Dave Southwood was born in Pietermaritzburg in 1971. He obtained a BA in 1995, majoring in History and Legal Studies at the University of Natal, Pietermaritzburg.

Selected exhibitions:
1998 'In Between', João Ferreira Fine Art Gallery, Cape Town

1998 Invited to attend the 'Shuttle '99' exchange between Finland and South Africa.

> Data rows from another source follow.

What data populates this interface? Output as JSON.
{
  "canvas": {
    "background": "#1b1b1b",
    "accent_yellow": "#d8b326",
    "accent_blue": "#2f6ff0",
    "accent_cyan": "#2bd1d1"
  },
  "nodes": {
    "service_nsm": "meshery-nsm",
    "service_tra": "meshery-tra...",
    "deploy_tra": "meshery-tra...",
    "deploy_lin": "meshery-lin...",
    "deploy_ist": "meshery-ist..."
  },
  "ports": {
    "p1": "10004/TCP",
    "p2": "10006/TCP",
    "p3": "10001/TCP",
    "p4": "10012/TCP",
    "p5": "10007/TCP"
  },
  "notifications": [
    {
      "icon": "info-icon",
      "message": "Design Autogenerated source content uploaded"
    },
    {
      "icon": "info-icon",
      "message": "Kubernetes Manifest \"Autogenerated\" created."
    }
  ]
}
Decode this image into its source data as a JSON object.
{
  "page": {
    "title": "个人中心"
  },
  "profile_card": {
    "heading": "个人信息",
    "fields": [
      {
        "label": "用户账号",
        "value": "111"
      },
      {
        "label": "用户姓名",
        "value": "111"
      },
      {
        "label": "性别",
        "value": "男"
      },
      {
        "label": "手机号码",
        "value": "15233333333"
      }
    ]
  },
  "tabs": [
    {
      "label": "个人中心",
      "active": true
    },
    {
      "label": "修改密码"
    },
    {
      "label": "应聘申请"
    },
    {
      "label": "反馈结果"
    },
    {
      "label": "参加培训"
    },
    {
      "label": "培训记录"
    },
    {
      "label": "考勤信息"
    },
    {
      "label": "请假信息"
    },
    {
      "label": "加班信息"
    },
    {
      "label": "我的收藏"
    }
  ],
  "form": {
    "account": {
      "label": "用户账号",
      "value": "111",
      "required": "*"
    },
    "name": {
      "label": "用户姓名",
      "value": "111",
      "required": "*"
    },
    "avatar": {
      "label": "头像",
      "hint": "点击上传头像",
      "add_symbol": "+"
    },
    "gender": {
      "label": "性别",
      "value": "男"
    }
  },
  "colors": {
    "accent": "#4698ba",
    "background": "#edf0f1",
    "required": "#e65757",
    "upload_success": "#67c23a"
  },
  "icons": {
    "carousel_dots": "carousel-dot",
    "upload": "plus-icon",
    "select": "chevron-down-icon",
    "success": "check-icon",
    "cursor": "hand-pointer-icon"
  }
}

This involved spending two weeks with 8 other contemporary SA photographers in a workshop run by Stefan Bremer, Finland's most famous photographer/academic

1998 - 'eye Africa - African Photography 1840 - 1998', South African National Gallery and Castle of Good Hope, Cape Town

1998 - 'In Between', Durban Centre for Photography, NSA Gallery, Durban

1999 - 'X Scapes', NSA Gallery, Durban

1999 - 'X Scapes', Bensusan Museum, Johannesburg

1999 - 'CASE', Mark Coetzee Fine Art Cabinet, Cape Town

2000 - 'Breathe 1', Stockholm, Sweden

2000 - Finalist in the Absa Atelier competition

2000 - Jokes from Old Folks, video installation at 'Soft Serve', South African National Gallery, Cape Town

2000 - 'Untitled', Market Theatre Gallery and City of Johannesburg

2000 - 'Average', Goethe Instituut, Cape Town

2001- 'Bodies: Rest and Motion', Klein Karoo Nasionale Kunstefees, Oudtshoorn

2001- 'Dislocation', Circulo de Bellas Artes, Madrid, Spain

2002 - 'Dis/location', Sala Rekalde, Bilbao, Spain

Southwood's work is to be found in the Finnish Museum of Photography as well as many private collections.


Alan Alborough
(July 2000)
Jane Alexander
(July 1999)
Siemon Allen
(June 2001)
Willie Bester
(Aug 1999)
Willem Boshoff
(Aug 2001)
Conrad Botes
(Dec 2001)
Andries Botha
(April 2000)
Kevin Brand
(June 1998)
Candice Breitz
(Oct 1998)
Lisa Brice
(Jan 1999)
Pitso Chinzima
(Oct 2001)
Steven Cohen
(May 1998)
Linda Givon
(Dec 1999)
Brad Hammond
(Jan 2001)
Randolph Hartzenberg
(Aug 1998)
Kay Hassan
(Oct 2000)
Stephen Hobbs
(Dec 1998)
Robert Hodgins
(June 2000)
William Kentridge
(May 1999)
Isaac Khanyile
(Nov 2001)
Dorothee Kreutzfeld
(Jan 2000)
Terry Kurgan
(Aug 2000)
Moshekwa Langa
(Feb 1999)
Mandla Mabila
(Sept 2001)
Veronique Malherbe
(June 1999)
Mustafa Maluka
(July 1998)
Senzeni Marasela
(Feb 2000)
Zwelethu Mthethwa
(April 1999)
Thomas Mulcaire
(April 2001)
Brett Murray
(Sept 1998)
Hylton Nel
(Feb 2002)
Karel Nel
(Oct 1999)
Walter Oltmann
(July 2001)
Tracy Payne
(Mar 1998)
Peet Pienaar
(Dec 2000)
Jo Ractliffe
(Mar 1999)
Robin Rhode
(Nov 1999)
Tracey Rose
(Mar 2001)
Claudette Schreuders
(Sept 2000)
Berni Searle
(May 2000)
Usha Seejarim
(May 2001)
Penny Siopis
(Sept 1999)
Greg Streak
(Feb 2001)
Clive van den Berg
(Nov 1998)
Hentie van der Merwe
(Mar 2000)
Strijdom van der Merwe
(Jan 2002)
Minnette Vári
(Feb 1998)
Jeremy Wafer
(Nov 2000)